            I still wish they subtitled this one with a Harvest Moon subtitle like the other Rune Factories, now if this one sells worse than the DS versions they will blame the Wii or at least other people who compare this game sales with the DS ones will do, they will miss that Marvelous discarded the important name in this one, it seems Marvelous want to turn Rune Factory into a separate IP more story RPG based maybe.

          • lostinblue

            Well, it was meant to happen sooner or later, Marvelous wants to make Rune Factory it’s own IP. And I gotta say, I’m all for a more story heavy installment :p That and “if” they did a sequel and allowed to switch to 3D Zelda camera type (third person behind the back)… would rock. (not that what it has now is bad, and it is very hack and slash in feel, but I feel the option to do so would make the game more epic)

            Plus, like I said the way the engine works (even the way it uses transparency on objects) reminds me of a beefed up Persona 3/4 engine… I’d totally drool if Marvelous was using this engine for a similar game (not rune factory or harvest moon); speaking of story heavy. I really like this engine, hope they manage to keep using it even if outside the scope of it’s original purpose.

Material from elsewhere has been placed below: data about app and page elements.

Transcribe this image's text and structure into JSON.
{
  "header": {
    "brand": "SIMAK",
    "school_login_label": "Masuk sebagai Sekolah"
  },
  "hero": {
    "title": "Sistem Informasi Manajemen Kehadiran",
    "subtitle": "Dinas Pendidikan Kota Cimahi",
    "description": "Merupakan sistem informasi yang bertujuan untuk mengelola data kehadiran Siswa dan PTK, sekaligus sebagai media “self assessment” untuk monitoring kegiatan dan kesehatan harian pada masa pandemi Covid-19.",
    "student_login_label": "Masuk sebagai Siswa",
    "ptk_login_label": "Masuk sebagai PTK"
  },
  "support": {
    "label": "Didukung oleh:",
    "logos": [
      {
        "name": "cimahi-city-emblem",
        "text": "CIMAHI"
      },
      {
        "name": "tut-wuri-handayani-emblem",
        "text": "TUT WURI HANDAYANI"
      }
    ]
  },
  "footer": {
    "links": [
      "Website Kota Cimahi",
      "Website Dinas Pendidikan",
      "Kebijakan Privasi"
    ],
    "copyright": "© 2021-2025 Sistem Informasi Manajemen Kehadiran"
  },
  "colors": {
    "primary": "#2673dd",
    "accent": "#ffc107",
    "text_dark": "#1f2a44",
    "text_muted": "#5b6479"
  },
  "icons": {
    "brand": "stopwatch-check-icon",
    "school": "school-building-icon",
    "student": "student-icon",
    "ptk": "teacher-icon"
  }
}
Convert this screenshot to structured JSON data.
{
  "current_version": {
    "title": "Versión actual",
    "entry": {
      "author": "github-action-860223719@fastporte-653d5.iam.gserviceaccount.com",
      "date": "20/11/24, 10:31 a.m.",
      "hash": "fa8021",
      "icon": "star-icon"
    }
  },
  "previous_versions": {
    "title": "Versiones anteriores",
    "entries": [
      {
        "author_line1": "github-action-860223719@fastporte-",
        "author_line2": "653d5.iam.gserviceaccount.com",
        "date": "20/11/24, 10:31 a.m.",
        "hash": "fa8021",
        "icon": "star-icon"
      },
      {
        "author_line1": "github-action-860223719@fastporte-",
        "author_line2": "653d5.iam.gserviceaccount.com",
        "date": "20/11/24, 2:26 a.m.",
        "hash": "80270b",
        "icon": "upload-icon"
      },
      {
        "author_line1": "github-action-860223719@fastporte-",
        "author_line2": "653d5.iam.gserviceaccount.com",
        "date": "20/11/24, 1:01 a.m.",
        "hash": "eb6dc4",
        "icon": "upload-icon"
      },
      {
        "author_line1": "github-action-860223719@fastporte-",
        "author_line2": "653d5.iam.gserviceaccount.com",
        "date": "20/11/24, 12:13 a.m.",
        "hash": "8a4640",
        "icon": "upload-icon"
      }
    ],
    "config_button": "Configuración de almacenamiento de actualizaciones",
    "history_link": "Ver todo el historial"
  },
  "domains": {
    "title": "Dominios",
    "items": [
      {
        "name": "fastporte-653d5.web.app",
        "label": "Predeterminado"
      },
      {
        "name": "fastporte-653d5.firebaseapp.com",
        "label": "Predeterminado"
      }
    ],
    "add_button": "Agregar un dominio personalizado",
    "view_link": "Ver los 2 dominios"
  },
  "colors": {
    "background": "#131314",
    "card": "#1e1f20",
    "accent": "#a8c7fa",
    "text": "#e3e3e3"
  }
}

  • One thing I didn’t mention is that the music is great. There are some recycled tracks from Rune Factory present but all the new tracks are very good. The Whale Island theme in particular is awesome!

    • lostinblue

      On that account… yeah, it’s very rhythmic and atmospheric… but I just hate the fanfare that plays when I go into the inn and some other houses. I can’t stand the stuff meant to be “silly music” these days and I feel they could have done so much better. But that’s really my only complaint in that area (usually I nitpick a lot more).

      Also on the sound front, shame for no dual audio, and if you turn down the voiceover sound suddenly the animated cutscenes cease to have voice overs… but they aren’t subtitled so that kinda clashes (silent videos with people talking). Of course, playing without vo’s is not playing the game as it should be played and it is a minor problem, but still.

      I hope XSEED manages to kick dual audio in on Arc Rise Fantasia (starts praying) and Fragile! (prays even harder)

  • DannyHibiki

    Just in case you did want the fishing rod, all you have to do is repeatedly talk to Cinnamon to have her hand it over.

  • Aimee

    Check out my site on more about Rune Factory Frontier (Wii)

    By the way.. you said you didnt have a fishing pole. Talk to Kanno that lives at the light house. He will tell you about his grandchildren. Then his grandchildren will come. Talk to Cinnamon when she fish’s in the homestead (Which is were your house is) until she gives you a fishing pole.

  • jessica tiell

    i’m married to melody. our daughter aria just turned 1 recently. uzuki has gotten word from her brother. there’s soooo much to do…i’m only 282 hours into the game, lol. i’ve ‘beaten’ the game twice (seen end credits and such).
    jessica (pookie)

Video game stories from other sites on the web. These links leave Siliconera.

Siliconera Tests
Siliconera Videos